Godfather Of House Music, Frankie Knuckles Dead At 59

Lenny Kravitz, Grace Jones, Lauryn Hill, Lion Babe, Thundercat, SZA & More Rock The Afropunk Festival 2015 in Brooklyn, NY.

Godfather of house and electronic dance music, Frankie Knuckles has died suddenly at the age of 59 from what is being reported as complications related to Type II diabetes. A native son of The Bronx, Knuckles (born Francis Nicholls) began DJing in New York City during the early 70s with friend and musical contemporary, Larry Levan. He would later make a name for himself in Chicago as a radio and club DJ. Knuckles came to prominence in the late 70s after moving to Chi-Town to man the decks at a club called The Warehouse, where he delivered an infectious, rhythmic sound that packed the venue and spawned the term house music - a term club regulars reportedly used to refer to the music he played when they requested it at local record shops.

He became known for extending the groove with edits to a great variety of popular dance and electronic tracks and delivering a host of seminal club hits including "Your Love", "Baby Wants To Ride", "The Whistle Song" and "Tears." Many of those classic tracks were recorded with Jamie Principle. In the 80s, Frankie Knuckles left The Warehouse and moved to his own venue called the Power Plant where he continued to stand at the helm of the movement. Knuckles' sonic innovations were only enhanced by the addition of a drum machine, which he first received from Detroit techno pioneer Derrick May.

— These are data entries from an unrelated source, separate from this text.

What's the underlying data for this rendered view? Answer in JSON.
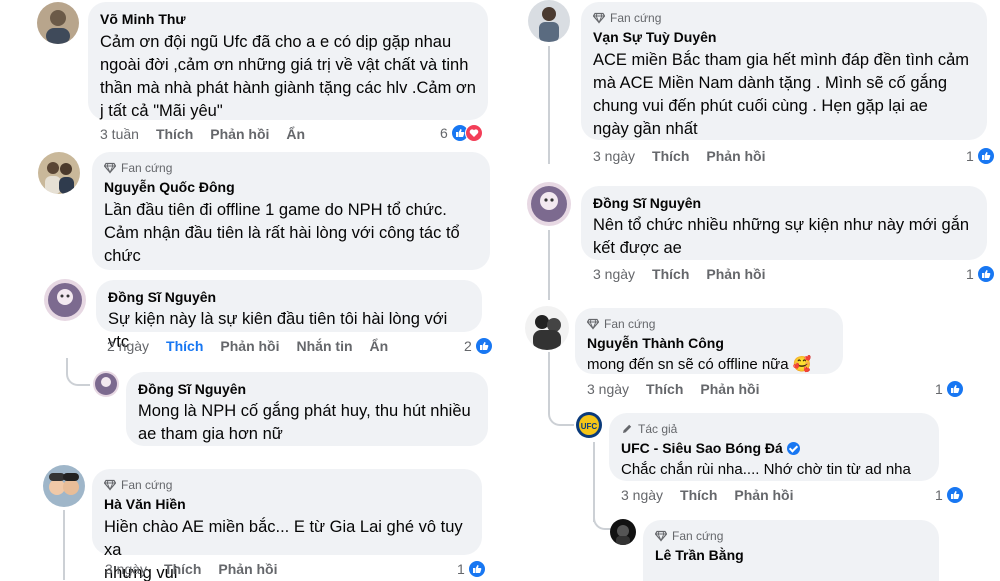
{
  "left_column": {
    "comments": [
      {
        "author": "Võ Minh Thư",
        "badge": "",
        "lines": [
          "Cảm ơn đội ngũ Ufc đã cho a e có dịp gặp nhau",
          "ngoài đời ,cảm ơn những giá trị về  vật chất và tinh",
          "thần mà nhà phát hành giành tặng các hlv .Cảm ơn",
          "j tất cả \"Mãi yêu\""
        ],
        "time": "3 tuần",
        "like_label": "Thích",
        "reply_label": "Phản hồi",
        "hide_label": "Ẩn",
        "reaction_count": "6",
        "reactions": [
          "like-icon",
          "love-icon"
        ]
      },
      {
        "author": "Nguyễn Quốc Đông",
        "badge": "Fan cứng",
        "lines": [
          "Lần đầu tiên đi offline 1 game do NPH tổ chức.",
          "Cảm nhận đầu tiên là rất hài lòng với công tác tổ",
          "chức"
        ]
      },
      {
        "author": "Đồng Sĩ Nguyên",
        "badge": "",
        "lines": [
          "Sự kiện này là sự kiên đầu tiên tôi hài lòng với vtc"
        ],
        "time": "2 ngày",
        "like_label": "Thích",
        "reply_label": "Phản hồi",
        "message_label": "Nhắn tin",
        "hide_label": "Ẩn",
        "reaction_count": "2"
      },
      {
        "author": "Đồng Sĩ Nguyên",
        "badge": "",
        "lines": [
          "Mong là NPH cố gắng phát huy, thu hút nhiều",
          "ae tham gia hơn nữ"
        ]
      },
      {
        "author": "Hà Văn Hiền",
        "badge": "Fan cứng",
        "lines": [
          "Hiền chào AE miền bắc... E từ Gia Lai ghé vô tuy xa",
          "nhưng vui"
        ],
        "time": "3 ngày",
        "like_label": "Thích",
        "reply_label": "Phản hồi",
        "reaction_count": "1"
      }
    ]
  },
  "right_column": {
    "comments": [
      {
        "author": "Vạn Sự Tuỳ Duyên",
        "badge": "Fan cứng",
        "lines": [
          "ACE miền Bắc tham gia hết mình đáp đền tình cảm",
          "mà ACE  Miền Nam dành tặng . Mình sẽ cố gắng",
          "chung vui đến phút cuối cùng . Hẹn gặp lại ae",
          "ngày gần nhất"
        ],
        "time": "3 ngày",
        "like_label": "Thích",
        "reply_label": "Phản hồi",
        "reaction_count": "1"
      },
      {
        "author": "Đồng Sĩ Nguyên",
        "badge": "",
        "lines": [
          "Nên tổ chức nhiều những sự kiện như này mới gắn",
          "kết được ae"
        ],
        "time": "3 ngày",
        "like_label": "Thích",
        "reply_label": "Phản hồi",
        "reaction_count": "1"
      },
      {
        "author": "Nguyễn Thành Công",
        "badge": "Fan cứng",
        "lines": [
          "mong đến sn sẽ có offline nữa 🥰"
        ],
        "time": "3 ngày",
        "like_label": "Thích",
        "reply_label": "Phản hồi",
        "reaction_count": "1"
      },
      {
        "author": "UFC - Siêu Sao Bóng Đá",
        "badge": "Tác giả",
        "lines": [
          "Chắc chắn rùi nha.... Nhớ chờ tin từ ad nha"
        ],
        "time": "3 ngày",
        "like_label": "Thích",
        "reply_label": "Phản hồi",
        "reaction_count": "1"
      },
      {
        "author": "Lê Trần Bằng",
        "badge": "Fan cứng",
        "lines": []
      }
    ]
  },
  "colors": {
    "bubble": "#f0f2f5",
    "meta_text": "#65676b",
    "accent_blue": "#1877f2",
    "love_red": "#f33e58",
    "thread_line": "#ccd0d5"
  }
}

The drum machine combined with Knuckles' ear for dance classics laid the foundation for house as we know it today. That sound spread across the world, making a particularly big splash in the UK, where it would ultimately give birth to rave culture. Credited with shepherding the genre, Knuckles went on to team with DJ David Morales to alter the entire landscape of remix culture by composing alternate tracks from the ground up, often recruiting musical icons to lay new vocals and employing classically trained musicians; Knuckles and Morales' approach served as a stark contrast to the established practice of tinkering, cutting and pasting that had previously defined the art of remixing.

His contributions have been honored by the Dance Music Hall of Fame. The city of Chicago also named a stretch of real estate near the site that once housed The Warehouse after him in 2004. Knuckles had been playing the international club and festival circuit as of late, with upcoming dates reportedly scheduled at the time of his death. The loss of Frankie Knuckles is a catastrophic blow, not just to the house and electronic dance communities, but to music at large. The only proper way to celebrate his life is to play the music loud and leave it all on the dancefloor. Check the footage below to watch Frankie Knuckles' epic April 2013 mix for Boiler Room. Pour a little out for the godfather of house. Rest in peace, Frankie Knuckles.

Spotted at RS.